## DATA SECTION
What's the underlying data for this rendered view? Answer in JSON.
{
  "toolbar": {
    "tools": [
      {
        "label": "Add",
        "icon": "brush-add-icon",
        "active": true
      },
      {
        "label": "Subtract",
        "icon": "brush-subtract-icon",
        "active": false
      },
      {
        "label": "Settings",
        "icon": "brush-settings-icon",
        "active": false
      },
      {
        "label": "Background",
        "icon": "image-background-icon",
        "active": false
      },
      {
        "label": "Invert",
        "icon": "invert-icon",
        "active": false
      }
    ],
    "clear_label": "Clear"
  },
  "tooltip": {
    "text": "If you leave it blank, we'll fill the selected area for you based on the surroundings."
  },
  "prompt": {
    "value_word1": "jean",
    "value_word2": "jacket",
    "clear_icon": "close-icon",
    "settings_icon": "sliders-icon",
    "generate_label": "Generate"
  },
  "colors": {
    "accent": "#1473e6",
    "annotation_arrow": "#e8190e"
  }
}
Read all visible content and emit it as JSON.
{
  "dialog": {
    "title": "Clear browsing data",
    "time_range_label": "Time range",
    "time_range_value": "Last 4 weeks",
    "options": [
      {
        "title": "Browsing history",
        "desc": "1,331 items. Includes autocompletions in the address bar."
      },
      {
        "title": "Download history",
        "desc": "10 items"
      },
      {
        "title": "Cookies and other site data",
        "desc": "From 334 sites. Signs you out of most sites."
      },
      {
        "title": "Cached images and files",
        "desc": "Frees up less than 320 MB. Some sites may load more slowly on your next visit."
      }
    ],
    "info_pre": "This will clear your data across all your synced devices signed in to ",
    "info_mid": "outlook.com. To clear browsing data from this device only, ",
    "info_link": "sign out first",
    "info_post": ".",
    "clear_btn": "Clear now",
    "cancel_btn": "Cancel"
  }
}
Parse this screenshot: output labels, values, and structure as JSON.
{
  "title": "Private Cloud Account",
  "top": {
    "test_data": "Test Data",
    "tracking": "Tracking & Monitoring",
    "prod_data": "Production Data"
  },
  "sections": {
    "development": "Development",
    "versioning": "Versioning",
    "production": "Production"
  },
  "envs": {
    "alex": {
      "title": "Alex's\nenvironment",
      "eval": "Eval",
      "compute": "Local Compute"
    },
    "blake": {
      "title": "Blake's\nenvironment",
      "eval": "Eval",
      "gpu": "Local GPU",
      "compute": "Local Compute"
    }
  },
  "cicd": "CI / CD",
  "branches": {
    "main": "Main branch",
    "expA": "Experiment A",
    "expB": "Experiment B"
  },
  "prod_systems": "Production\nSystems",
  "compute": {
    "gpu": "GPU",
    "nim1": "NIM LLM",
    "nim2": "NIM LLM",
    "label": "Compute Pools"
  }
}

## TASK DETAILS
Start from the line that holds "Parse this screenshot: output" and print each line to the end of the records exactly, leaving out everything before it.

## ANSWER SPACE
Parse this screenshot: output labels, values, and structure as JSON.
{
  "title": "Private Cloud Account",
  "top": {
    "test_data": "Test Data",
    "tracking": "Tracking & Monitoring",
    "prod_data": "Production Data"
  },
  "sections": {
    "development": "Development",
    "versioning": "Versioning",
    "production": "Production"
  },
  "envs": {
    "alex": {
      "title": "Alex's\nenvironment",
      "eval": "Eval",
      "compute": "Local Compute"
    },
    "blake": {
      "title": "Blake's\nenvironment",
      "eval": "Eval",
      "gpu": "Local GPU",
      "compute": "Local Compute"
    }
  },
  "cicd": "CI / CD",
  "branches": {
    "main": "Main branch",
    "expA": "Experiment A",
    "expB": "Experiment B"
  },
  "prod_systems": "Production\nSystems",
  "compute": {
    "gpu": "GPU",
    "nim1": "NIM LLM",
    "nim2": "NIM LLM",
    "label": "Compute Pools"
  }
}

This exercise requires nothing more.